And there is so much else to see in Seville: every building of historic beauty fragranced by the iconic orange trees that line the streets; and the vast fallen bull of the cathedral in the baking sun, with its belltower, La Giralda – once the minaret of the Moorish mosque – standing matador-proud on the skyline; the art galleries and museums, the exquisite Moorish gardens of the Alcazar palace and the eclectic botany of the original Empire on which the sun did not set in the Park of Maria Luisa… and the beautiful river Guadalquivir carving through it all.

Alexander Fiske-Harrison

The Pamplona Post: A Paean to Pamplona

This is the full version of what I submitted for my regular column ‘By The Sword’ in Taki’s Magazine. As you can see here, about half was cut, leaving only a narcissistic skeleton, rather than the other people, which is what Fiesta is all about. (I forget whether it was Stephen Ibarra or Rick Musica, those pillars of Pamplona, who said that if they took the bulls away from the feria, but kept the people, they’d still come, but if they took away the people, it wouldn’t be worth it for the bulls alone. Which is why so many of them are mentioned.
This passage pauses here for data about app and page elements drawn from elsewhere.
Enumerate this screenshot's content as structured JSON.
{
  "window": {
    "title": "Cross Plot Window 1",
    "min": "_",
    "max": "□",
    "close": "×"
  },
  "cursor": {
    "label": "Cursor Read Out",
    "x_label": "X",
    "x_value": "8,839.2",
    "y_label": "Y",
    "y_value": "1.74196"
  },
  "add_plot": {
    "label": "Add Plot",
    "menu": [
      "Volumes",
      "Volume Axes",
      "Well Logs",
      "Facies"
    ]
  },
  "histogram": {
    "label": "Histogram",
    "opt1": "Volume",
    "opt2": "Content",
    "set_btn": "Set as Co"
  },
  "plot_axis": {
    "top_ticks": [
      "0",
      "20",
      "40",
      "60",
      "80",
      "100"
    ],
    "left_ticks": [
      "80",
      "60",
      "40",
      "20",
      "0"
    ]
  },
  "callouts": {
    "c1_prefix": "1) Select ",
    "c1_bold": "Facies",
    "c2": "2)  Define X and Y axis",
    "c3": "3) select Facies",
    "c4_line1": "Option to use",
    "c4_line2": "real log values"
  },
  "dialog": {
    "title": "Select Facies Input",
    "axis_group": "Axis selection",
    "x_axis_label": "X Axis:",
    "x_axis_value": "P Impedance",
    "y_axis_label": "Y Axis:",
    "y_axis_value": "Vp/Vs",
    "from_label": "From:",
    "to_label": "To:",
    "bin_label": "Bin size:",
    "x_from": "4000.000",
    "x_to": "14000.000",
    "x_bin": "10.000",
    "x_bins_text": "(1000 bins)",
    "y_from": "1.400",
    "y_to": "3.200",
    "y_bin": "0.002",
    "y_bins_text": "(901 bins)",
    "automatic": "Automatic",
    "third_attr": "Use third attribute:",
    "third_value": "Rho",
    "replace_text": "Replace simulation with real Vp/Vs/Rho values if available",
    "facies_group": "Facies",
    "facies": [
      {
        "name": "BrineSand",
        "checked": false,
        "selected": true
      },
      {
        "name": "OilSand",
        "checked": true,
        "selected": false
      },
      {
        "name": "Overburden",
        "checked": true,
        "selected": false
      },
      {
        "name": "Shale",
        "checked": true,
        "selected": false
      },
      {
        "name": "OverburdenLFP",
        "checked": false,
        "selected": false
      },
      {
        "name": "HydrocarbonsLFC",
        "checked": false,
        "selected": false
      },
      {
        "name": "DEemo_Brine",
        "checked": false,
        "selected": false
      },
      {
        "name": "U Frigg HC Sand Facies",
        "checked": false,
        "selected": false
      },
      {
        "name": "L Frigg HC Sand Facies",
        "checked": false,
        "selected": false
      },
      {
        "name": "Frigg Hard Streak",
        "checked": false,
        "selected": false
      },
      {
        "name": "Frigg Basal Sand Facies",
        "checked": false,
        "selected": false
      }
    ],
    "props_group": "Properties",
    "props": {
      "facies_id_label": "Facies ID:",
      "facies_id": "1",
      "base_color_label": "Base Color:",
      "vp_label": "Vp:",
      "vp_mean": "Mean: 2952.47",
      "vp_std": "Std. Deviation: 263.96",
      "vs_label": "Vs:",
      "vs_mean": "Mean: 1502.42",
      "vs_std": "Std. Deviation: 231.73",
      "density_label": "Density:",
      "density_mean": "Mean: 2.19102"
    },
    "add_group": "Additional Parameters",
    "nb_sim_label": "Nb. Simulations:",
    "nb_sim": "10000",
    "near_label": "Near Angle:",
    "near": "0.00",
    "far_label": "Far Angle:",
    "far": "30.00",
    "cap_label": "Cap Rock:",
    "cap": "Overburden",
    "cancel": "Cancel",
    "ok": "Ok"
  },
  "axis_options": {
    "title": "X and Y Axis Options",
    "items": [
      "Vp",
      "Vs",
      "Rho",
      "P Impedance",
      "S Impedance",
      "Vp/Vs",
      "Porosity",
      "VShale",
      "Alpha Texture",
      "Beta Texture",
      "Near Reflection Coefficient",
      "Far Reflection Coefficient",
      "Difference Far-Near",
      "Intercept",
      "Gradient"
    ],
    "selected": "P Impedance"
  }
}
Those that I could not fit even in this are mentioned in the post-script.)

Noel Chandler & Alexander Fiske-Harrison by David Penton

Noel Chandler & Alexander Fiske-Harrison, Pamplona 2012 (Photo: David Penton)

The great thing is to last and get your work done and see and hear and learn and understand; and write when there is something that you know; and not before; and not too damned much after.
Ernest Hemingway, Death In the Afternoon 1932

In 2009 I first came to Pamplona to run with the bulls to give a first-person perspective to that chapter of my book on the “world of the Spanish bullfight.” I was terrified in that complete and overwhelming way that total ignorance brings, standing on a street corner where a friend had stood for his first time the day before – that was the sum total of advice I had been given – and waiting for death to come.

I comported myself honourably but not brilliantly and did so again two days later before boarding a train to Barcelona and vowing never to come to the city again. The relentless loud, bad music, the all-day drinking by people who clearly hadn’t washed in some time, and the fact that the corridas, ‘the bullfights’ (as I’ve said in this column before, it’s neither a fight nor a sport) were made abysmal by even worse music played by multiple bands in the audience in apparent competition with one another, all combined to set me firmly against in this Navarran Fiesta. The place seemed crude, cruel and uncouth compared to the sun-blasted, deathless dignity of Andalusia where my aficion for the bulls was formed.

Then, two years later, after the book came out, a Reuters journalist called Angus MacSwan asked to interview me. By then I had been worn smooth and glib by endlessly justifying the ritual injuring and killing of animals in the ring and so was surprised when he told me outright that he liked the book but that I was wrong about one thing: Pamplona… Read on at The Pamplona Post by clicking here.

untitled3

Alexander Fiske-Harrison